Exercise requirements — Scan the data for "взрослых" and copy each matching line.

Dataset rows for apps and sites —
--------
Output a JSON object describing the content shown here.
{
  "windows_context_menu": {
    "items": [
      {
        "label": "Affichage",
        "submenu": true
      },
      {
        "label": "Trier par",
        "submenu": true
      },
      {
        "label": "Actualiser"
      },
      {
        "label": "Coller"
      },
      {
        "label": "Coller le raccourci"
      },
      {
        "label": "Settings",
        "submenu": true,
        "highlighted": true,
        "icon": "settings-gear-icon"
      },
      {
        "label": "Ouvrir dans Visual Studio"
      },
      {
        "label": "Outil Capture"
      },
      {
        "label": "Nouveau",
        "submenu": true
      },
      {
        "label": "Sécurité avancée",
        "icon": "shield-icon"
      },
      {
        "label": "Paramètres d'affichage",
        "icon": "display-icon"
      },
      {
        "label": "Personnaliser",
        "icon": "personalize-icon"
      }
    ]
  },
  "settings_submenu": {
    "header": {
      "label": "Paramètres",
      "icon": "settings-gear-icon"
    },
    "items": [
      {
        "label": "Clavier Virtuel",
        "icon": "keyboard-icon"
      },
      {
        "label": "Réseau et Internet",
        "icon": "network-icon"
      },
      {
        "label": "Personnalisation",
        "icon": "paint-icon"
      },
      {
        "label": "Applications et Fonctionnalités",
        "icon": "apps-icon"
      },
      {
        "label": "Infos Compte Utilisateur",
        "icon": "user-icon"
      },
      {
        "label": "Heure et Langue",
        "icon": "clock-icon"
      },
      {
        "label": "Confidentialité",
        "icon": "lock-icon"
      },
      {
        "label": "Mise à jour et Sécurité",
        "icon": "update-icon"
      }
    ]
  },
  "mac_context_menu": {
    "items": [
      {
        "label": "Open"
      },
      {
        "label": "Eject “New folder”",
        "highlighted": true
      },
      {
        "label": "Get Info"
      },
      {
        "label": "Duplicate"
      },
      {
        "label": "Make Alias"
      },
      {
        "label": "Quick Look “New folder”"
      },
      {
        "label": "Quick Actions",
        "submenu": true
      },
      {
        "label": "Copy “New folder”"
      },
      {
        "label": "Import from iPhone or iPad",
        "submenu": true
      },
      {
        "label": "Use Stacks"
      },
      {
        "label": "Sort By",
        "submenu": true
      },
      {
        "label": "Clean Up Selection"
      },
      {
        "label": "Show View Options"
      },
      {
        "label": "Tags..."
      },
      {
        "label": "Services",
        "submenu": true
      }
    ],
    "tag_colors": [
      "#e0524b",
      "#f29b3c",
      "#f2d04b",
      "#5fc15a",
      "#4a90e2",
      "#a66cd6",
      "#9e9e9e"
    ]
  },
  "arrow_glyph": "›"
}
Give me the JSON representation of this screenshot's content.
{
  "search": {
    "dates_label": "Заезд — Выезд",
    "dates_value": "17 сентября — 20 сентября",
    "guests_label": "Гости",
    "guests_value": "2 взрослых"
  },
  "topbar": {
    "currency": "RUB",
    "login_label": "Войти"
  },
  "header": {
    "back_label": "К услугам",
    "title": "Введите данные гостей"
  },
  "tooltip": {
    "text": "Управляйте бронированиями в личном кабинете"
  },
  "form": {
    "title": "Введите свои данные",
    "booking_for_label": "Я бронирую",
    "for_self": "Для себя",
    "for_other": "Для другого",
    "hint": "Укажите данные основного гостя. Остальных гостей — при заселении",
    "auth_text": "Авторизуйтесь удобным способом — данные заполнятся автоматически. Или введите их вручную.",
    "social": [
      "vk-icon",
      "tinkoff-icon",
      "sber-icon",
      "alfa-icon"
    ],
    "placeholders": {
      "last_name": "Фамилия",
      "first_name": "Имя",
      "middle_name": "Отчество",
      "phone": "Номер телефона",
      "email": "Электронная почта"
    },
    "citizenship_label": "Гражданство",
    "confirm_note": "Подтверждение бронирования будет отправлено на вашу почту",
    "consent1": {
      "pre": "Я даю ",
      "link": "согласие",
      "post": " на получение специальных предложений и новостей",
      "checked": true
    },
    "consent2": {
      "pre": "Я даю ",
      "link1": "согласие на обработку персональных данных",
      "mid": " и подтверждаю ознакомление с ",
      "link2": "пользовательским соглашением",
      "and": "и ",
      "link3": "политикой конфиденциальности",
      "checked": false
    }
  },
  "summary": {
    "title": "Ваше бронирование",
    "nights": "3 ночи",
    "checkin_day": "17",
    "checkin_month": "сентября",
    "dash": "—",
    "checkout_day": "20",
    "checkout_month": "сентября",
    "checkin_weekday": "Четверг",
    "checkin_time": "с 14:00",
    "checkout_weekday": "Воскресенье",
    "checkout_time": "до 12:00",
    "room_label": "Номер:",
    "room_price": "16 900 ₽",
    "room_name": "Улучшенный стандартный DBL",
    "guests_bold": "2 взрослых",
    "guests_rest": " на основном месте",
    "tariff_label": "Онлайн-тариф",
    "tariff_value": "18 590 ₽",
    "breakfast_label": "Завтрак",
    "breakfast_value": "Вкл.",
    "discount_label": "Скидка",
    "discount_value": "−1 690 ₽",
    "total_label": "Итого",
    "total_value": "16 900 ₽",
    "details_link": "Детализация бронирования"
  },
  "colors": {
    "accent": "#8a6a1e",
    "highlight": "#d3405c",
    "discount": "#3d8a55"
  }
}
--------
The completed task —
    "guests_value": "2 взрослых"
    "guests_bold": "2 взрослых",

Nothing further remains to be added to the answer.